At the same time, our right to access and enjoy these places must be balanced against the need to protect the very same cultural, biological, and geological resources that make them so special. These resources are part of our shared heritage. For archaeological sites, inadvertent destruction by off-road motor vehicles is a serious concern. Increased accessibility to vandals and looters is another.
The U.S. Forest Service addresses this delicate balance between access and conservation through the Travel Management Rule (TMR). The TMR requires designation of roads open to motorized vehicle use; prohibits motorized vehicle use off of the designated system; requires the publication and distribution of maps indicating the designated system; provides opportunities for public involvement in travel management decision-making; and establishes a consistent national framework for locally made decisions.
Generally speaking, the number of road miles currently open to motorized uses on our National Forests exceeds the federal government’s ability to maintain them. As a result, biological and cultural resources are being damaged. Many of the TMRs established to date have closed some roads to motorized uses and limited—if not eliminated—cross-country vehicular travel off of designated roads.
Forest Service planning must take science-based recommendations into consideration when creating TMRs. Public involvement is another critical part of the process during the initial, issue-identifying phase, as well as the draft plan stage. In the latter, alternatives are presented. A final alternative is then selected, and the final rule and associated Motorized Vehicle Use Map are published to guide the recreating public.
This is where Archaeology Southwest comes in: together with other experts, we advocate for cultural resource preservation as an important issue to consider in the rulemaking process. We also provide information that can assist Forest Service personnel in decision-making with regard to appropriate motorized road networks and restrictions on off-road travel that serve to better protect archaeological resources on public lands.
The importance of using cultural resources to guide travel management decisions cannot be understated. Past studies, including a 2014 Archaeology Southwest study on the Tonto National Forest, have demonstrated the relationship between an archaeological site’s proximity to a road open to motorized vehicle use and deleterious impacts to the site.
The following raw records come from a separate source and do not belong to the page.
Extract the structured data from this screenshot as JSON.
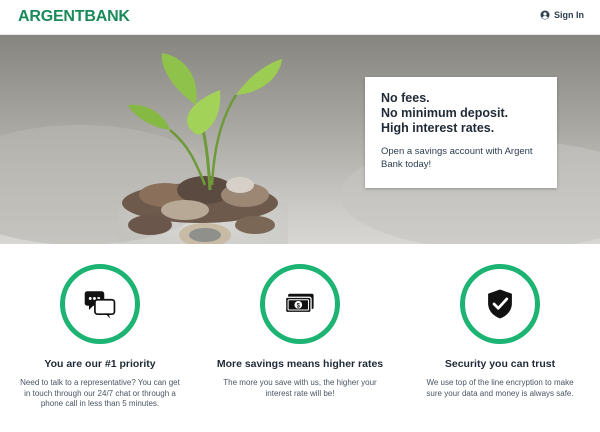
{
  "header": {
    "logo_text_1": "ARGENT",
    "logo_text_2": "BANK",
    "signin_label": "Sign In",
    "signin_icon": "user-circle-icon",
    "brand_color": "#1a8a5a"
  },
  "hero": {
    "headline_lines": [
      "No fees.",
      "No minimum deposit.",
      "High interest rates."
    ],
    "body": "Open a savings account with Argent Bank today!"
  },
  "features": [
    {
      "icon": "chat-bubbles-icon",
      "title": "You are our #1 priority",
      "description": "Need to talk to a representative? You can get in touch through our 24/7 chat or through a phone call in less than 5 minutes."
    },
    {
      "icon": "money-icon",
      "title": "More savings means higher rates",
      "description": "The more you save with us, the higher your interest rate will be!"
    },
    {
      "icon": "shield-check-icon",
      "title": "Security you can trust",
      "description": "We use top of the line encryption to make sure your data and money is always safe."
    }
  ],
  "colors": {
    "accent": "#1db373",
    "text_dark": "#1f2a36"
  }
}
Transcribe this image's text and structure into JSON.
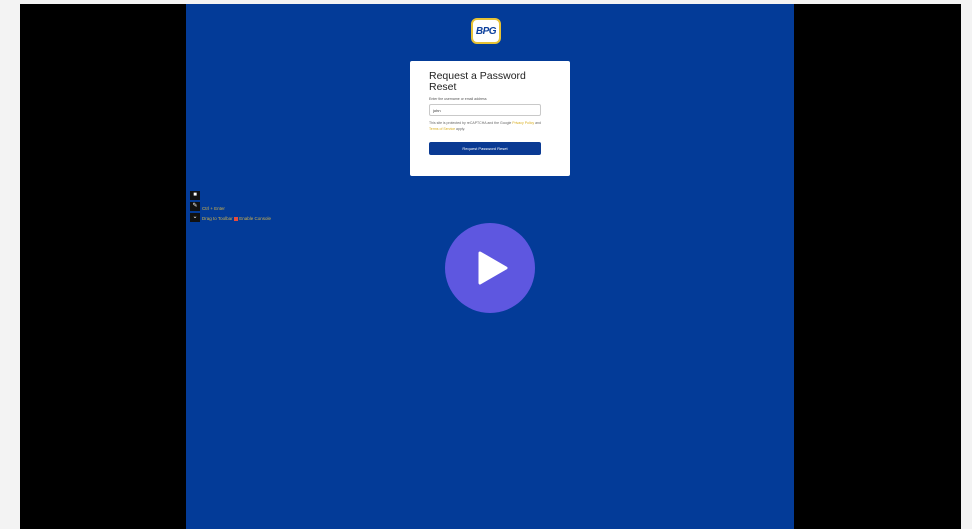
{
  "page": {
    "brand_logo_text": "BPG",
    "colors": {
      "stage_bg": "#033b98",
      "outer_bg": "#000000",
      "page_bg": "#f3f3f3",
      "accent": "#e7c235",
      "button": "#0a3a93",
      "play_button": "#5e57e0"
    }
  },
  "reset_card": {
    "title": "Request a Password Reset",
    "instruction": "Enter the username or email address",
    "input_value": "john",
    "notice_prefix": "This site is protected by reCAPTCHA and the Google",
    "privacy_link": "Privacy Policy",
    "notice_and": "and",
    "terms_link": "Terms of Service",
    "notice_suffix": "apply.",
    "submit_label": "Request Password Reset"
  },
  "toolbar": {
    "icons": [
      "stop-icon",
      "edit-icon",
      "chevron-icon"
    ],
    "icon_glyphs": [
      "■",
      "✎",
      "⌄"
    ]
  },
  "overlay_notes": {
    "note1": "Ctrl + Enter",
    "note2_prefix": "Drag to Toolbar",
    "note2_suffix": "Enable Console"
  },
  "player": {
    "play_icon": "play-icon"
  }
}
The impacts can be direct (degradation and destruction as a result of compression, erosion, and tire action) and indirect (facilitating access to a site in ways that lead to casual surface collecting or ill-intended vandalism and looting).
To date, Archaeology Southwest has submitted formal comments as part of several TMR-making efforts on National Forests in Arizona and New Mexico. We have submitted comments individually and in association with the National Trust for Historic Preservation and other environmental organizations.
Click here to read a 4-page PDF quick guide from the Wildlands CPR and the Wilderness Society. This quick guide explains the travel analysis process and the Forest Service’s efforts to comply with the TMR. For a high-quality printable PDF, click here (2.5 MB).